* _Task item_:
Find every line below with the word "生成省名" in it, and copy each one.

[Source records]
--------------------------------
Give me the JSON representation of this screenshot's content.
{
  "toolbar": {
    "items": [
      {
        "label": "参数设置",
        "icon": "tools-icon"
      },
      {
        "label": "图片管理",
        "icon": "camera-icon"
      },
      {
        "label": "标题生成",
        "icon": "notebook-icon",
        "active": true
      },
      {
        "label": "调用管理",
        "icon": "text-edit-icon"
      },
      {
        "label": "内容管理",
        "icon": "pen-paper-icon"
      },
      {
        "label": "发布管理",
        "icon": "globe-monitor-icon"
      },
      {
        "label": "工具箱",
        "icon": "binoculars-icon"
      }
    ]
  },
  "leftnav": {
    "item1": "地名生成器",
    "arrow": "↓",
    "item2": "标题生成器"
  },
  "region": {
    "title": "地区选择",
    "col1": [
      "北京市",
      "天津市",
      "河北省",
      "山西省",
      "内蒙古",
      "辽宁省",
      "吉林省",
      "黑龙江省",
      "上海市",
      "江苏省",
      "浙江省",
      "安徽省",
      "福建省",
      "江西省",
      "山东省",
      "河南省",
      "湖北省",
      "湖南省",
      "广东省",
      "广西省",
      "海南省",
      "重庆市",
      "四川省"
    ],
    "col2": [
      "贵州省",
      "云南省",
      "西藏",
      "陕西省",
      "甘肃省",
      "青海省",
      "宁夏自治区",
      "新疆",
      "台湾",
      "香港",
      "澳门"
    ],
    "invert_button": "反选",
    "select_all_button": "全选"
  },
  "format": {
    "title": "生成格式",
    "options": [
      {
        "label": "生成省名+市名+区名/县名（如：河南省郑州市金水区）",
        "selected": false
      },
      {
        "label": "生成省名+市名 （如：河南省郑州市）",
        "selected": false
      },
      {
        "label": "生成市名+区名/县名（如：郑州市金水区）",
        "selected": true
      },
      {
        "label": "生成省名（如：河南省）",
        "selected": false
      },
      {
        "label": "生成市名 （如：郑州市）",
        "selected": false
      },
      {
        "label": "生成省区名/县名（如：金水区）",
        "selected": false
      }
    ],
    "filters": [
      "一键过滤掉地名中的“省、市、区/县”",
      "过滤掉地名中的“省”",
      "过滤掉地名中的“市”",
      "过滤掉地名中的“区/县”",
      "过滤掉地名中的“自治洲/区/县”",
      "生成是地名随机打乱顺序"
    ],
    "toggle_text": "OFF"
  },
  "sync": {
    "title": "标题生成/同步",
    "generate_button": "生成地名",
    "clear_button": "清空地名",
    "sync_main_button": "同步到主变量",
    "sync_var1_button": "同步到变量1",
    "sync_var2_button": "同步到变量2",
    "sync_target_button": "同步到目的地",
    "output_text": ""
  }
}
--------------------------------
* _Worked solution_:
        "label": "生成省名+市名+区名/县名（如：河南省郑州市金水区）",
        "label": "生成省名+市名 （如：河南省郑州市）",
        "label": "生成省名（如：河南省）",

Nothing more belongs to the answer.